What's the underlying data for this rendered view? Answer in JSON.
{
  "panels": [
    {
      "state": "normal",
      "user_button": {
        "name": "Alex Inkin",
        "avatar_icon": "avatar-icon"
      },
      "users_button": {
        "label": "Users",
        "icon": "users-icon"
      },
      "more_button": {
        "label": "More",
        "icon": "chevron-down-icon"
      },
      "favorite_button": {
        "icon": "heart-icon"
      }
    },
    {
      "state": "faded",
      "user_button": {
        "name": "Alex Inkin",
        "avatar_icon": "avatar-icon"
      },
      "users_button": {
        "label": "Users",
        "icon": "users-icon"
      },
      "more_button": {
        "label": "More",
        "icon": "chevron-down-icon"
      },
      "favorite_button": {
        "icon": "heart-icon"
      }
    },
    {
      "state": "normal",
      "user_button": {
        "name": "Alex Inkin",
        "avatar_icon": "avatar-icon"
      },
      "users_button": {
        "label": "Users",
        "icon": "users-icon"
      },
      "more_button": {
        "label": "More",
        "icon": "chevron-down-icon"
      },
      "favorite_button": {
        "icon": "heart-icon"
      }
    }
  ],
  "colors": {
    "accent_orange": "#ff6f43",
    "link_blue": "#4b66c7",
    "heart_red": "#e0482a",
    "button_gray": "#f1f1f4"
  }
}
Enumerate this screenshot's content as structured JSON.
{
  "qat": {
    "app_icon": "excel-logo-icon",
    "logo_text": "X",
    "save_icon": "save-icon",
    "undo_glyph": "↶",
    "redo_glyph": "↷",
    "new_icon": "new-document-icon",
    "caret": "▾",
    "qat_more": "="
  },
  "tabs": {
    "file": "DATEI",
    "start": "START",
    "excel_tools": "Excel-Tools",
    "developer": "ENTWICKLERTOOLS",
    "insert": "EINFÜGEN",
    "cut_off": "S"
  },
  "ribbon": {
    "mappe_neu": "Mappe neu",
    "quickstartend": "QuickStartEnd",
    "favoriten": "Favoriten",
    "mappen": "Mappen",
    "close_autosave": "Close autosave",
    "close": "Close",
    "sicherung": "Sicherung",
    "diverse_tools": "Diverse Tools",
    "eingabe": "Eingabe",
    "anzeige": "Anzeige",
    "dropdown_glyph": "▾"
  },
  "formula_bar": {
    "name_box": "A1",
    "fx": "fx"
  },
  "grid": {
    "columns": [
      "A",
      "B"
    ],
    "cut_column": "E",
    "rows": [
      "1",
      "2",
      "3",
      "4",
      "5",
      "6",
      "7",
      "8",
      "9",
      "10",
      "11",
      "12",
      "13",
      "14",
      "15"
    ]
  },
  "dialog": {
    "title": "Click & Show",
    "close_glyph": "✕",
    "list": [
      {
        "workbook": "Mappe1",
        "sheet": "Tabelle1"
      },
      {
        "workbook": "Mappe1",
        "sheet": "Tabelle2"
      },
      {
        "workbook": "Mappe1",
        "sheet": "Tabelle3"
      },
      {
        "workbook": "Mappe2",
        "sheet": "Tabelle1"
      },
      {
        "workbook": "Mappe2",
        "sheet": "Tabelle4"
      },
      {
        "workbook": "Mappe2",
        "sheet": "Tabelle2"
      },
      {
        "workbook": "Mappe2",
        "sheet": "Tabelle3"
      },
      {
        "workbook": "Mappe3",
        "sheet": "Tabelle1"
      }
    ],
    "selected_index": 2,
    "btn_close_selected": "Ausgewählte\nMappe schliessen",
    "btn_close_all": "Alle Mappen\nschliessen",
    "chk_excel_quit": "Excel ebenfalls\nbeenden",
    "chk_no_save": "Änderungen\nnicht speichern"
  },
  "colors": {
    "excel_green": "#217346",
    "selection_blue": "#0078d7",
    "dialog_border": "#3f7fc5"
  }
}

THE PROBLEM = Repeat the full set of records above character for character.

EXERCISE SOLUTION =
What's the underlying data for this rendered view? Answer in JSON.
{
  "panels": [
    {
      "state": "normal",
      "user_button": {
        "name": "Alex Inkin",
        "avatar_icon": "avatar-icon"
      },
      "users_button": {
        "label": "Users",
        "icon": "users-icon"
      },
      "more_button": {
        "label": "More",
        "icon": "chevron-down-icon"
      },
      "favorite_button": {
        "icon": "heart-icon"
      }
    },
    {
      "state": "faded",
      "user_button": {
        "name": "Alex Inkin",
        "avatar_icon": "avatar-icon"
      },
      "users_button": {
        "label": "Users",
        "icon": "users-icon"
      },
      "more_button": {
        "label": "More",
        "icon": "chevron-down-icon"
      },
      "favorite_button": {
        "icon": "heart-icon"
      }
    },
    {
      "state": "normal",
      "user_button": {
        "name": "Alex Inkin",
        "avatar_icon": "avatar-icon"
      },
      "users_button": {
        "label": "Users",
        "icon": "users-icon"
      },
      "more_button": {
        "label": "More",
        "icon": "chevron-down-icon"
      },
      "favorite_button": {
        "icon": "heart-icon"
      }
    }
  ],
  "colors": {
    "accent_orange": "#ff6f43",
    "link_blue": "#4b66c7",
    "heart_red": "#e0482a",
    "button_gray": "#f1f1f4"
  }
}
Enumerate this screenshot's content as structured JSON.
{
  "qat": {
    "app_icon": "excel-logo-icon",
    "logo_text": "X",
    "save_icon": "save-icon",
    "undo_glyph": "↶",
    "redo_glyph": "↷",
    "new_icon": "new-document-icon",
    "caret": "▾",
    "qat_more": "="
  },
  "tabs": {
    "file": "DATEI",
    "start": "START",
    "excel_tools": "Excel-Tools",
    "developer": "ENTWICKLERTOOLS",
    "insert": "EINFÜGEN",
    "cut_off": "S"
  },
  "ribbon": {
    "mappe_neu": "Mappe neu",
    "quickstartend": "QuickStartEnd",
    "favoriten": "Favoriten",
    "mappen": "Mappen",
    "close_autosave": "Close autosave",
    "close": "Close",
    "sicherung": "Sicherung",
    "diverse_tools": "Diverse Tools",
    "eingabe": "Eingabe",
    "anzeige": "Anzeige",
    "dropdown_glyph": "▾"
  },
  "formula_bar": {
    "name_box": "A1",
    "fx": "fx"
  },
  "grid": {
    "columns": [
      "A",
      "B"
    ],
    "cut_column": "E",
    "rows": [
      "1",
      "2",
      "3",
      "4",
      "5",
      "6",
      "7",
      "8",
      "9",
      "10",
      "11",
      "12",
      "13",
      "14",
      "15"
    ]
  },
  "dialog": {
    "title": "Click & Show",
    "close_glyph": "✕",
    "list": [
      {
        "workbook": "Mappe1",
        "sheet": "Tabelle1"
      },
      {
        "workbook": "Mappe1",
        "sheet": "Tabelle2"
      },
      {
        "workbook": "Mappe1",
        "sheet": "Tabelle3"
      },
      {
        "workbook": "Mappe2",
        "sheet": "Tabelle1"
      },
      {
        "workbook": "Mappe2",
        "sheet": "Tabelle4"
      },
      {
        "workbook": "Mappe2",
        "sheet": "Tabelle2"
      },
      {
        "workbook": "Mappe2",
        "sheet": "Tabelle3"
      },
      {
        "workbook": "Mappe3",
        "sheet": "Tabelle1"
      }
    ],
    "selected_index": 2,
    "btn_close_selected": "Ausgewählte\nMappe schliessen",
    "btn_close_all": "Alle Mappen\nschliessen",
    "chk_excel_quit": "Excel ebenfalls\nbeenden",
    "chk_no_save": "Änderungen\nnicht speichern"
  },
  "colors": {
    "excel_green": "#217346",
    "selection_blue": "#0078d7",
    "dialog_border": "#3f7fc5"
  }
}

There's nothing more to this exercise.